Comprehensive Dental Care for Cats & Dogs
Routine dental care is a critical component of cats' and dogs' oral and overall health, but most of pets don't get the oral hygiene care they need to keep their teeth and gums healthy.
At Montecito Veterinary Center in Santa Rosa, we provide complete veterinary dentistry for your pet, from basics such as dental exams, teeth cleanings and polishing to dental x-rays.
We are also passionate about dental health education about home dental care for pet owners.
Pet Teeth Cleaning & Exams
At least once every year, your pet should come to see us for a dental exam. Cats and dogs who are more prone to dental health issues than others may need to see the vet more often.
The vets at Montecito Veterinary Center can assess, diagnose and treat oral health problems in cats and dogs.
If you notice any of the following symptoms in your pet, it's time for a dental checkup.
- Tartar buildup
- Bad breath
- Loose and/or broken teeth
- Discolored teeth
- Bleeding from the mouth
- Pain or swelling in or around the mouth
- Reduced appetite or refusal to eat
- Abnormal chewing, drooling, or dropping food from the mouth
- Extra teeth or retained baby teeth
Before the exam, the vet will complete a thorough pre-anesthetic physical assessment.
If necessary, blood and urine analyses may be performed to ensure it's safe for your pet to have anesthesia. Additional diagnostics, such as chest radiographs or an ECG may also be required.
Once your pet is under anesthesia, we will perform a complete oral examination (tooth by tooth) and charting.
Next, we will clean and polish the teeth (including under the gum line) and take x-rays, if required. If the vet discovers advanced periodontal disease, a treatment plan will be developed and discussed with you.
During your visits to our hospital, we will discuss implementing teeth brushing at home. We can also recommend products to help improve your pet's oral health.
FAQs About Pet Dental Care
Here are some of the most frequently asked questions from our patients about pet dental care.
- Why do pets need their teeth cleaned?
If your pet has poor oral health, he or she is at higher risk for tooth decay and periodontal disease.
Similar to humans, when animals eat plaque sticks to their teeth and may build up into tartar if not brushed away on a regular basis.
This can result in infections in the mouth, tooth decay, loose or missing teeth, and periodontal disease. That's why regular dental care is critical to preventing disease or painful symptoms in the gums, for both cats and dogs.
- How can I tell if my pet has oral hygiene issues?
Did you know your pet may behave differently if they have oral health issues? They may paw at their mouth or teeth, or drool excessively (and the drool may contain blood or pus). They may also stop grooming sufficiently, grind their teeth or yawn excessively.

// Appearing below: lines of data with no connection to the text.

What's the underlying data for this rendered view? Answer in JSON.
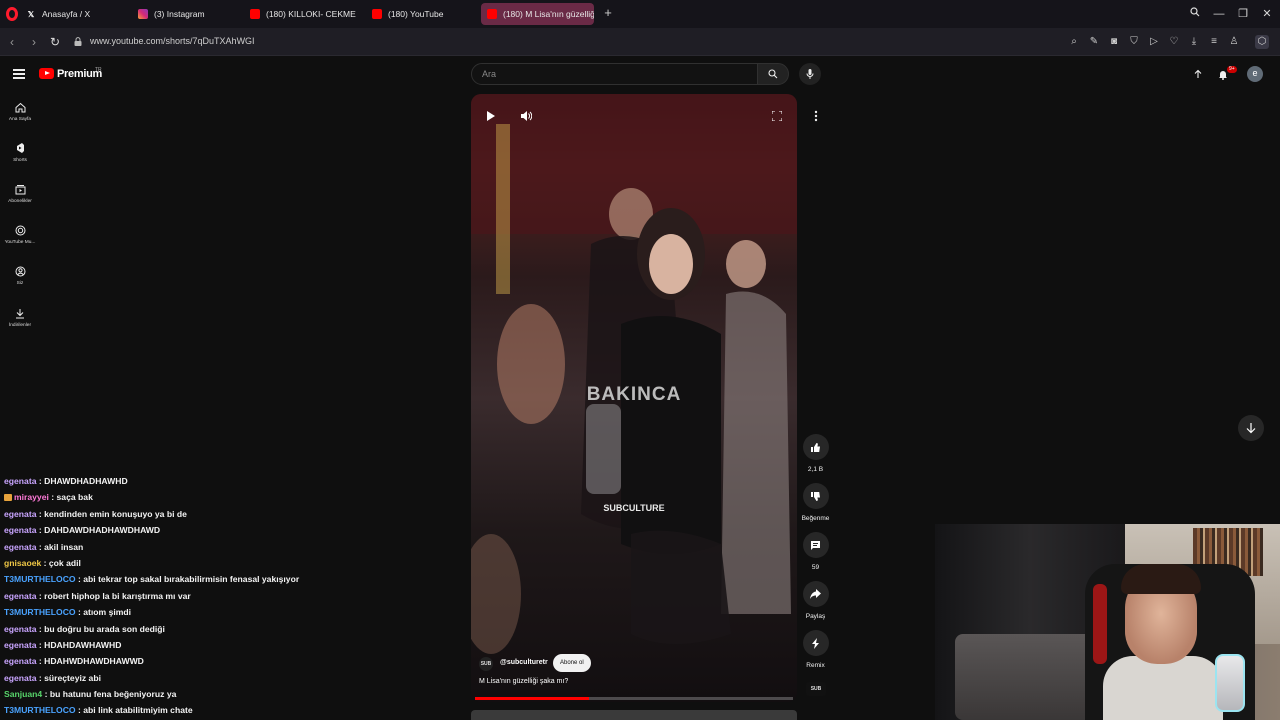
{
  "browser": {
    "tabs": [
      {
        "title": "Anasayfa / X",
        "favicon": "x-logo"
      },
      {
        "title": "(3) Instagram",
        "favicon": "instagram-logo"
      },
      {
        "title": "(180) KILLOKI- CEKMEKOY",
        "favicon": "youtube-logo"
      },
      {
        "title": "(180) YouTube",
        "favicon": "youtube-logo"
      },
      {
        "title": "(180) M Lisa'nın güzelliği",
        "favicon": "youtube-logo",
        "active": true
      }
    ],
    "url": "www.youtube.com/shorts/7qDuTXAhWGI"
  },
  "youtube": {
    "brand": "Premium",
    "country": "TR",
    "search_placeholder": "Ara",
    "notification_count": "9+",
    "avatar_letter": "e",
    "guide": [
      {
        "label": "Ana Sayfa",
        "icon": "home-icon"
      },
      {
        "label": "Shorts",
        "icon": "shorts-icon"
      },
      {
        "label": "Abonelikler",
        "icon": "subscriptions-icon"
      },
      {
        "label": "YouTube Mu...",
        "icon": "youtube-music-icon"
      },
      {
        "label": "Siz",
        "icon": "you-icon"
      },
      {
        "label": "İndirilenler",
        "icon": "download-icon"
      }
    ]
  },
  "short": {
    "caption_overlay": "BAKINCA",
    "watermark": "SUBCULTURE",
    "channel_logo": "SUB",
    "channel_handle": "@subculturetr",
    "subscribe_label": "Abone ol",
    "title": "M Lisa'nın güzelliği şaka mı?",
    "progress": 0.36,
    "actions": {
      "likes": "2,1 B",
      "dislike_label": "Beğenme",
      "comments": "59",
      "share_label": "Paylaş",
      "remix_label": "Remix"
    },
    "channel_thumb": "SUB"
  },
  "chat": [
    {
      "user": "egenata",
      "color": "#c9a5ff",
      "text": "DHAWDHADHAWHD"
    },
    {
      "user": "mirayyei",
      "color": "#ff7ad9",
      "text": "saça bak",
      "badge": true
    },
    {
      "user": "egenata",
      "color": "#c9a5ff",
      "text": "kendinden emin konuşuyo ya bi de"
    },
    {
      "user": "egenata",
      "color": "#c9a5ff",
      "text": "DAHDAWDHADHAWDHAWD"
    },
    {
      "user": "egenata",
      "color": "#c9a5ff",
      "text": "akil insan"
    },
    {
      "user": "gnisaoek",
      "color": "#f0c846",
      "text": "çok adil"
    },
    {
      "user": "T3MURTHELOCO",
      "color": "#4aa3ff",
      "text": "abi tekrar top sakal bırakabilirmisin fenasal yakışıyor"
    },
    {
      "user": "egenata",
      "color": "#c9a5ff",
      "text": "robert hiphop la bi karıştırma mı var"
    },
    {
      "user": "T3MURTHELOCO",
      "color": "#4aa3ff",
      "text": "atıom şimdi"
    },
    {
      "user": "egenata",
      "color": "#c9a5ff",
      "text": "bu doğru bu arada son dediği"
    },
    {
      "user": "egenata",
      "color": "#c9a5ff",
      "text": "HDAHDAWHAWHD"
    },
    {
      "user": "egenata",
      "color": "#c9a5ff",
      "text": "HDAHWDHAWDHAWWD"
    },
    {
      "user": "egenata",
      "color": "#c9a5ff",
      "text": "süreçteyiz abi"
    },
    {
      "user": "Sanjuan4",
      "color": "#57d36a",
      "text": "bu hatunu fena beğeniyoruz ya"
    },
    {
      "user": "T3MURTHELOCO",
      "color": "#4aa3ff",
      "text": "abi link atabilitmiyim chate"
    }
  ]
}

Other symptoms of oral health problems include tooth discoloration, bad breath, and swollen gums. Some pets may even suffer from pain that keeps them from eating. You can read more about symptoms to the left under Pet Teeth Cleaning & Exams.

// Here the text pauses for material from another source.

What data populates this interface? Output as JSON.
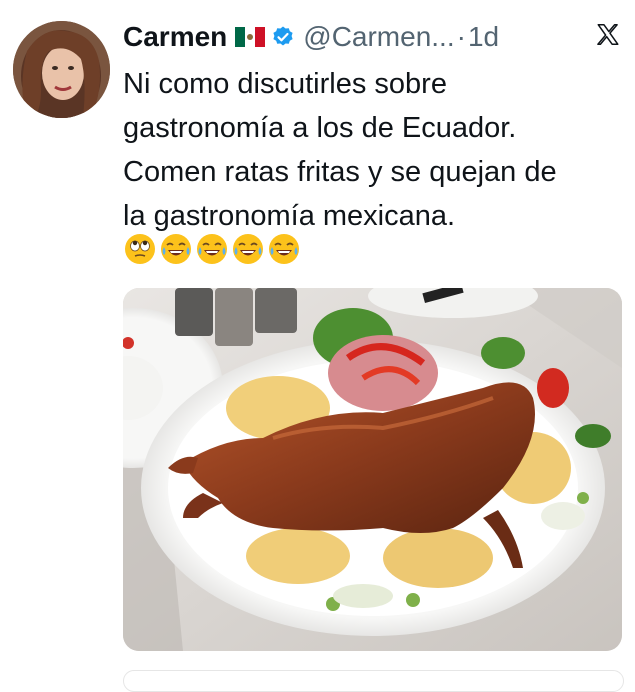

- What long-term problems can poor oral health potentially cause in my pet?
Besides causing problems ranging from cavities and bad breath to severe periodontal disease, oral health issues and conditions can lead to disease in the liver, kidney, heart and other areas throughout your pet's body.
Cysts or tumors may develop. Your pet may also not feel well in general (if you've ever had a toothache, you know how it can affect your mood!). In addition, diseases related to oral health conditions can shorten the lifespan of your pet and cause significant pain.

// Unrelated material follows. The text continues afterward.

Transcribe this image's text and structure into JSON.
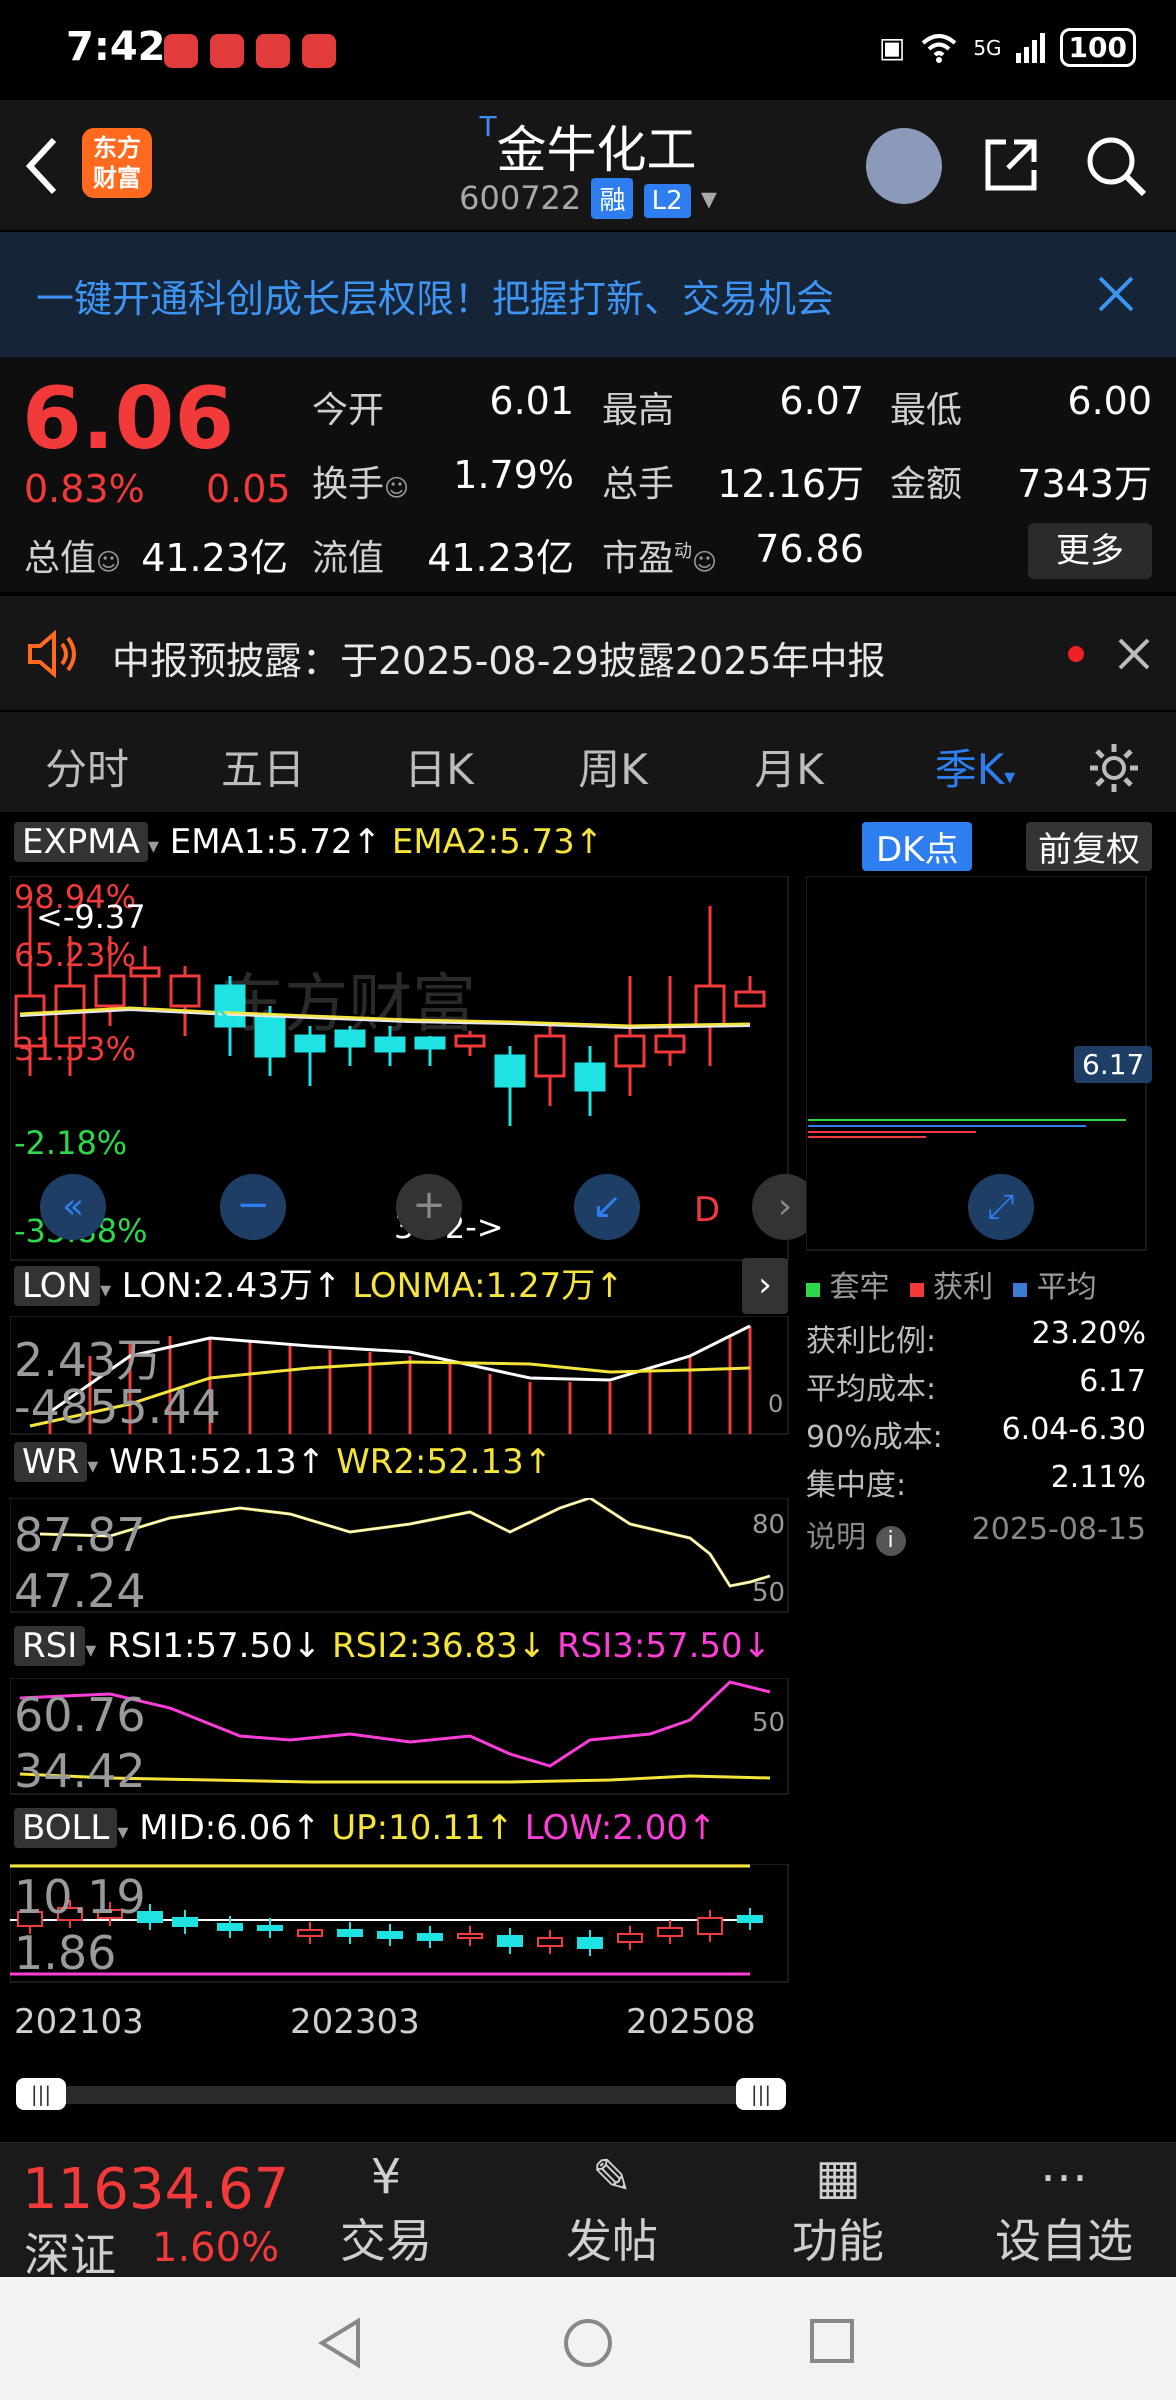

This is why regular dental care is so essential to animals' physical health and wellbeing.
- What happens during a pet tooth cleaning appointment?
During your pet's regular oral exam, the vet will inspect his or her mouth to spot any oral health conditions or symptoms requiring treatment.
The vet will clean tartar and debris from your dog's or cat's teeth. If gingivitis, cavities, or other conditions need to be addressed, the vet will review these and provide advice on which actions should be taken.
In some cases, surgery will be needed to treat serious issues. Your pet will be provided anesthesia before the dental procedure to ensure they do not experience any pain and are comfortable. However, special care will be required following surgery.
If you notice any of these symptoms in the last question or those to the left listed under Pet Teeth Cleaning & Exams, schedule a dental care appointment with us for your cat or dog.
- What should I do at home to keep my pet’s teeth clean between dental appointments?
At home, brush your pet's teeth regularly and provide dental chew toys to help remove plaque.
Do not allow them to chew on things that will damage their teeth, such as objects, toys, or bones that are too hard. Always contact your vet with any questions or concerns you may have about your pet's oral health.
Veterinary Dentistry: Anesthesia & Your Pet's Oral Health
Cats and dogs often react to dental procedures by struggling. To put less stress on animals, we provide anesthesia to all patients. This also allows us to x-ray their mouth as required.